We are all busy; therefore, we are always (unconsciously) looking for a reason to stop reading. Don’t you agree?
Typography design is a combination of art application, craft and math science. Type design artists will use their art skills (form, weight, shape etc.) to create visual texture, spacing, readability, and overall spatial relationships between the individual letters and words. The designer will also use grids to calculate the technical spacing in order to format and give the user control of the kerning (spacing) in our publishing software. Kerning is the technical word for the spacing between each letter form and the space relationships between the words in a line. Specifically looking at the relationships between round forms and straight forms will get you started with adjusting kerning wisely.
If a type designer creates a font set, why change the kerning? Wouldn’t it be perfect out of the box?
The visual design process is about relationships, so no, the kerning default setting may not be perfect for your use right out of the box. But novice beware – half the battle is knowing when a font is perfectly kerned versus a font that needs a few space corrections or minor kerning in specific instances. This requires you to pay attention to detail and look at the big picture. Error on the side of less is more in your kerning options. If you are unsure, or if I have totally lost you at this point, stop, don’t kern.
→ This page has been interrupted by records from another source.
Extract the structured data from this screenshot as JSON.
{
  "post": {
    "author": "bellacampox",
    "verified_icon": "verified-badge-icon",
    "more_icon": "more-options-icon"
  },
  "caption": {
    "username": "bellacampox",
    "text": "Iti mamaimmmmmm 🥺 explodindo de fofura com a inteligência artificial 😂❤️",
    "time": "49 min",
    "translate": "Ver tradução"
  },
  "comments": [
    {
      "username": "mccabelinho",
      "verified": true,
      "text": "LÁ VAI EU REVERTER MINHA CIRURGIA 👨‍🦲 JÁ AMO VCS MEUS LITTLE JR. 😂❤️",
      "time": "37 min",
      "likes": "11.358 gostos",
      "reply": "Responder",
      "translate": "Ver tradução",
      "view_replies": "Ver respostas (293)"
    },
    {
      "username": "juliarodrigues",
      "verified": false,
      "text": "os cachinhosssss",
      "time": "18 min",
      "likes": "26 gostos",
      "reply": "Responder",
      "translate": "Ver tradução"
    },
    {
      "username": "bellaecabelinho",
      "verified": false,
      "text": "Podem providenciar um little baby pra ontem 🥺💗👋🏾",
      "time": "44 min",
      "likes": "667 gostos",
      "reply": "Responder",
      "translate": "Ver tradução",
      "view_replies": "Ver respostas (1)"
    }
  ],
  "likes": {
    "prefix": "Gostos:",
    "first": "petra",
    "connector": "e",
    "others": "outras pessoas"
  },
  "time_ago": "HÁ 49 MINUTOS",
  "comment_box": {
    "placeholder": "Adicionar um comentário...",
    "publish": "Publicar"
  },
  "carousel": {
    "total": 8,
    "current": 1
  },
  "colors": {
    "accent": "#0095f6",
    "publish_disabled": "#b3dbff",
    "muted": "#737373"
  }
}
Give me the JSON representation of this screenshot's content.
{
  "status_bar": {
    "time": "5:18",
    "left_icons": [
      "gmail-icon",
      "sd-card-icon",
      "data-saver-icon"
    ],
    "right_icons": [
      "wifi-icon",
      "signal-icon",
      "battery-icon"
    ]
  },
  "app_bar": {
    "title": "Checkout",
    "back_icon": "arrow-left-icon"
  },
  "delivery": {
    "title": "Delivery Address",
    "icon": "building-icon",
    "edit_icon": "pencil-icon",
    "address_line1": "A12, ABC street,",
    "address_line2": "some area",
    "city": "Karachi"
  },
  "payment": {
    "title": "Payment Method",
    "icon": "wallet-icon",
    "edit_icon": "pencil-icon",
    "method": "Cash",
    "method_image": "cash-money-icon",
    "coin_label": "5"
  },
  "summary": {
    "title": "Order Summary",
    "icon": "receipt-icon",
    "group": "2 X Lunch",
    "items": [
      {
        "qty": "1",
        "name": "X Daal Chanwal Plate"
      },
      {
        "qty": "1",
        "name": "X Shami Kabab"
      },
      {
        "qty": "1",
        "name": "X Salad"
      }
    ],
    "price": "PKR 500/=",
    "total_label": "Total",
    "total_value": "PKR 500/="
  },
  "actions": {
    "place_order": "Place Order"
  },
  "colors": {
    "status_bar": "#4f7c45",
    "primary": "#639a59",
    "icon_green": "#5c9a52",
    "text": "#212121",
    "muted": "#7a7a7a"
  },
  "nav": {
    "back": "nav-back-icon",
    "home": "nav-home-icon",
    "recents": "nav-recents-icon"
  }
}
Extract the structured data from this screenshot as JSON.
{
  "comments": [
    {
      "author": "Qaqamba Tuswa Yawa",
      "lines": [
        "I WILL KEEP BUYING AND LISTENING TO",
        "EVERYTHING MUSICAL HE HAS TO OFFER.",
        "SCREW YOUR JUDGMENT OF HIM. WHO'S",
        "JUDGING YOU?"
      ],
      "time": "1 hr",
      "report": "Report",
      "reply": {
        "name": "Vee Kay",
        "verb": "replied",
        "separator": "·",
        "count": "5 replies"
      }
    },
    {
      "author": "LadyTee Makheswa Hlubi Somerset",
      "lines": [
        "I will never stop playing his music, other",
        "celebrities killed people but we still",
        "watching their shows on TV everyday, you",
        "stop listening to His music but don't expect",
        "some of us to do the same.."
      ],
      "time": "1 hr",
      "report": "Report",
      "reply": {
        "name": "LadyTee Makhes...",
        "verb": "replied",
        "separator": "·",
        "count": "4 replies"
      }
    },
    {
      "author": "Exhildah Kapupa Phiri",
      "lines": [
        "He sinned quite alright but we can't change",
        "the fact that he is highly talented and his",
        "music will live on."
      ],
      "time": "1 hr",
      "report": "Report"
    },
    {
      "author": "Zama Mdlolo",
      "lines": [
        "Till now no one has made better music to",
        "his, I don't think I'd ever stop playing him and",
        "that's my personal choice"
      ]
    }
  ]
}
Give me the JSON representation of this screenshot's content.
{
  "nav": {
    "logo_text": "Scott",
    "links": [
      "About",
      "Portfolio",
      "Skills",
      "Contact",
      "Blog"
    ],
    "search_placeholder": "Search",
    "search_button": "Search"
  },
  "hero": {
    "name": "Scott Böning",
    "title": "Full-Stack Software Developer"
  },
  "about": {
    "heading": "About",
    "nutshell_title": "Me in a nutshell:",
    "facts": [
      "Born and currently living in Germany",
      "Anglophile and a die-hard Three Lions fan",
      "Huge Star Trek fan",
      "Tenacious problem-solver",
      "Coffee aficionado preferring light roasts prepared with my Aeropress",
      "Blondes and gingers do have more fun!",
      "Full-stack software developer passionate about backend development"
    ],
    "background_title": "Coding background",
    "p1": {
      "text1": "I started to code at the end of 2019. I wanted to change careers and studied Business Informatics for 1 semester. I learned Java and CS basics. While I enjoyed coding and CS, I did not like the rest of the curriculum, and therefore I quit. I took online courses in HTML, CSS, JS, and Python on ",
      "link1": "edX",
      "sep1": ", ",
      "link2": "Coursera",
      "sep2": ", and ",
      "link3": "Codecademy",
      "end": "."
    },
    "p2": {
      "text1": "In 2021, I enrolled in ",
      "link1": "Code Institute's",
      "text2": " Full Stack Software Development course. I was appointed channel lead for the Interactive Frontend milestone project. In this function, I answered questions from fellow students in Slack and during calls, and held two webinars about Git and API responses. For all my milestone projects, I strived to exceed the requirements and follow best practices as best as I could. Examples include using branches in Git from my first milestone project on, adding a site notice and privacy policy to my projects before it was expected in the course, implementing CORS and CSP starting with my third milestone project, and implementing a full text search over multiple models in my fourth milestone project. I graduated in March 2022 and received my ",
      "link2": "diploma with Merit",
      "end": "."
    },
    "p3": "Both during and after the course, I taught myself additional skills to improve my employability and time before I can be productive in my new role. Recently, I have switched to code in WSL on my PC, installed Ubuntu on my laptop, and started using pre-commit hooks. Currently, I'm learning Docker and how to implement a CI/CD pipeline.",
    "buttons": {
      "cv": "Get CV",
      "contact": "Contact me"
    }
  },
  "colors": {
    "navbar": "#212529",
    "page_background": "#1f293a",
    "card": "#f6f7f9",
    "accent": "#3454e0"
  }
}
Strive to keep your kerning consistent throughout the document and think about whether your page will make your reader exit immediately. Are your letters and words too crowded? Are letters touching that should NOT touch one another? Are letters too far apart that were designed to actually be touching one another? If you want to dig deeper into better typography, check out this post for an in depth view on kerning.
Image Credit: [Creative Pro]